**Try it:** Filter the records for "Cash" and keep each line that has it.

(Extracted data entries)
Content starts

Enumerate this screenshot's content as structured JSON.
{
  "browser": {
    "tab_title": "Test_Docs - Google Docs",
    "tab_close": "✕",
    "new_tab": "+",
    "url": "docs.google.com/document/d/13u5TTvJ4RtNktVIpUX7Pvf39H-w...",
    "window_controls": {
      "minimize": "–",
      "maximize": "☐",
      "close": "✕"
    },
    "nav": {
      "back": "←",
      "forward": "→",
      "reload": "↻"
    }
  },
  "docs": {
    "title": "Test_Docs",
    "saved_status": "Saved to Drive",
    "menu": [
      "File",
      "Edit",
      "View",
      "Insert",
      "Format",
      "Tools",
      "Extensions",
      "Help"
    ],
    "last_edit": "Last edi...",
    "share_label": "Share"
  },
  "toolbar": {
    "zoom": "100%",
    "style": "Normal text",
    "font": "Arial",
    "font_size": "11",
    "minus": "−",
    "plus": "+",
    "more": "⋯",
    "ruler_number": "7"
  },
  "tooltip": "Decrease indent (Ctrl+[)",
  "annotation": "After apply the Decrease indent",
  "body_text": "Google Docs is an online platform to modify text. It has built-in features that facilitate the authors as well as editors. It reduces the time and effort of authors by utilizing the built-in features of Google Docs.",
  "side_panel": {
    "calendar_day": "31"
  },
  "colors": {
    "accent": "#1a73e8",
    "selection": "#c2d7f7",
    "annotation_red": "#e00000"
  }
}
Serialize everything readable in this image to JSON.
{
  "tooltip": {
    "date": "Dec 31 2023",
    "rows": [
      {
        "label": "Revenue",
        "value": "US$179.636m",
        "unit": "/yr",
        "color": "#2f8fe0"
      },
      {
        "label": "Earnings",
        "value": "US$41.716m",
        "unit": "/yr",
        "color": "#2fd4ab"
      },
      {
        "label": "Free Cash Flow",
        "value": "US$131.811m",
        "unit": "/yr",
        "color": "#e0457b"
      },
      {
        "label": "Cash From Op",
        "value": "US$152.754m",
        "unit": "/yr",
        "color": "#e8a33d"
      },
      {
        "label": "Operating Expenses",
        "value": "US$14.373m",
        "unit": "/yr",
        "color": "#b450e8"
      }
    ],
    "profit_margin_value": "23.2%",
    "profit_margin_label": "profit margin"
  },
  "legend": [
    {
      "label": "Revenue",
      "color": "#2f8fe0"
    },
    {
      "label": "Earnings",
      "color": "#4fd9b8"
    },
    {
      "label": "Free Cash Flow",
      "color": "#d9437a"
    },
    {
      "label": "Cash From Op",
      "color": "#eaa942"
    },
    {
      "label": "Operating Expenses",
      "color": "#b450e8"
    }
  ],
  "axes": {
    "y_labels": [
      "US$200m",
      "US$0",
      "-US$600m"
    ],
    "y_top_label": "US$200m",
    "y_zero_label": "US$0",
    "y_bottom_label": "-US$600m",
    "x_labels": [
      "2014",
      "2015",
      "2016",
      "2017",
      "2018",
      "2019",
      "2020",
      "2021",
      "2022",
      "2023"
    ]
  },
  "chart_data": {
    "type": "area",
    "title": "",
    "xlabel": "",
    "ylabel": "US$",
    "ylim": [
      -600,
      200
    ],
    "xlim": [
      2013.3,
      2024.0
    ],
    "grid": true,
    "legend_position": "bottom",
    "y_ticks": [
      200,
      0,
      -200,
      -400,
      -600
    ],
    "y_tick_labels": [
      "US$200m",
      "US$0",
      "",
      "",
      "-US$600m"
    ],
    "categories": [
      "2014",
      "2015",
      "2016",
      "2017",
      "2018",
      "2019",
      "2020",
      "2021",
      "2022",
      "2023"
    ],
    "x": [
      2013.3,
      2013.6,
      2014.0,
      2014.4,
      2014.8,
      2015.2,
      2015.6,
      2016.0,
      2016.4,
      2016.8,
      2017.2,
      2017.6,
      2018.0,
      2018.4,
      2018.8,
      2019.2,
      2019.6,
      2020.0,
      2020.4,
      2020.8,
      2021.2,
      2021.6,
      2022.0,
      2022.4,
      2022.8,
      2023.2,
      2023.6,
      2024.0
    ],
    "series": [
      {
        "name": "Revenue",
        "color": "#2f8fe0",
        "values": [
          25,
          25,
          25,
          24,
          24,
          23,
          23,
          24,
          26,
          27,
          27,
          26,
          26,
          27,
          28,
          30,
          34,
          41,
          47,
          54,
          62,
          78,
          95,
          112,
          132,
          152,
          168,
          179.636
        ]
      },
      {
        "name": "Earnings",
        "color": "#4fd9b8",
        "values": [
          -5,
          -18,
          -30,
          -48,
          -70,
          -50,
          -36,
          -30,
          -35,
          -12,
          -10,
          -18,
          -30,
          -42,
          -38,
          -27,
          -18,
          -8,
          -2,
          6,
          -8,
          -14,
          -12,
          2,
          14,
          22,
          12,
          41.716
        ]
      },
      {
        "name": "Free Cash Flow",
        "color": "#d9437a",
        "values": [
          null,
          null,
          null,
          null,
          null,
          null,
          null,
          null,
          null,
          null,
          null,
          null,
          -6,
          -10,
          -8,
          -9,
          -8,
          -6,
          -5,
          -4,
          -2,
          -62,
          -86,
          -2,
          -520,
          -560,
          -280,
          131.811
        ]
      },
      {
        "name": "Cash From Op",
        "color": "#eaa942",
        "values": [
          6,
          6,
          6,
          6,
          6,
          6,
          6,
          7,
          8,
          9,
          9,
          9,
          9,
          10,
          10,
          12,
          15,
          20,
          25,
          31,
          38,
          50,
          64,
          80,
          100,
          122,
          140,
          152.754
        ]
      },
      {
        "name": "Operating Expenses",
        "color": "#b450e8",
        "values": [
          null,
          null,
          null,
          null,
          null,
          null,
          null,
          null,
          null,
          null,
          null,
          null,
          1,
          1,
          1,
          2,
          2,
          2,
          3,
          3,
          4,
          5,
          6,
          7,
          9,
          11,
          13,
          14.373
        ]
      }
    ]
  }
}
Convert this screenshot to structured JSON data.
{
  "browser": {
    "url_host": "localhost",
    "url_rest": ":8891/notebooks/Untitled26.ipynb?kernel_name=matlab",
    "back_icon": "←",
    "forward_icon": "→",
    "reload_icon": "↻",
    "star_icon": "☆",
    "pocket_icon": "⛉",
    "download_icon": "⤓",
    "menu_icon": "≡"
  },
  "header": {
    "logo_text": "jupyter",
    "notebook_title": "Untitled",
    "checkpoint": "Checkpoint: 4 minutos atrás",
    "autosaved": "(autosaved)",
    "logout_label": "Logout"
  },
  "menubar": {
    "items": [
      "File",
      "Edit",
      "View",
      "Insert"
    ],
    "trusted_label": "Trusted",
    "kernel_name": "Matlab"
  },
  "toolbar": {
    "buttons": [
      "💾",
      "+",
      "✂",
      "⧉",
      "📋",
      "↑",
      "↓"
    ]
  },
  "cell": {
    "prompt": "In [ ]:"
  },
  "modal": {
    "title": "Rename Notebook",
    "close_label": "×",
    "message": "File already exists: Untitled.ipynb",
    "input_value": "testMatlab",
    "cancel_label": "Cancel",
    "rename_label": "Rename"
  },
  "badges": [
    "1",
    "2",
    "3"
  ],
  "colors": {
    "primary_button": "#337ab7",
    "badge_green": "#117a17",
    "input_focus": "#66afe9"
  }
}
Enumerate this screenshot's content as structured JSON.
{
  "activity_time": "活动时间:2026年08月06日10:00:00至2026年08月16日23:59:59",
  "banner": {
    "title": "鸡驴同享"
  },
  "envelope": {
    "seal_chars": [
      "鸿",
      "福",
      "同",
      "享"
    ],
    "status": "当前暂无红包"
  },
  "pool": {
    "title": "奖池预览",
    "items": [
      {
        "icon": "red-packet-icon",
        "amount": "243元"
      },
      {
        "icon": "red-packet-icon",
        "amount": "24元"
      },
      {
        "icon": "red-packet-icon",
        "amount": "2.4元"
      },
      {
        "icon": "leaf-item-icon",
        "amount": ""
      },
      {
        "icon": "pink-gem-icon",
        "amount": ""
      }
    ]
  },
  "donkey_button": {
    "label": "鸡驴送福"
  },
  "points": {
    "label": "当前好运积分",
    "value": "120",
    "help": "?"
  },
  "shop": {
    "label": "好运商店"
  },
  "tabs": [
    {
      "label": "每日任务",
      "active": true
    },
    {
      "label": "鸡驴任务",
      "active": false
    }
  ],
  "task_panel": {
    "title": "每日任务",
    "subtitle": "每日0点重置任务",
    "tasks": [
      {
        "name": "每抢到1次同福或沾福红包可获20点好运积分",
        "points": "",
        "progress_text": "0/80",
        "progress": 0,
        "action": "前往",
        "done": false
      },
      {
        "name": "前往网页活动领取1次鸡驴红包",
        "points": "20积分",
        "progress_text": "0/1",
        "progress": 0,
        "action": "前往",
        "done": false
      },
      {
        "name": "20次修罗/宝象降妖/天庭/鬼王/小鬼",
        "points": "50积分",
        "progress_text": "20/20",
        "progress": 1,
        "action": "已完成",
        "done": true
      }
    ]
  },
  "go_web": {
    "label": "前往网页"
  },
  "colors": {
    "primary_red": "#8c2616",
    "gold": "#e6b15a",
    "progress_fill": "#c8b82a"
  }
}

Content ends

**Solution below:**
        "label": "Free Cash Flow",
        "label": "Cash From Op",
      "label": "Free Cash Flow",
      "label": "Cash From Op",
        "name": "Free Cash Flow",
        "name": "Cash From Op",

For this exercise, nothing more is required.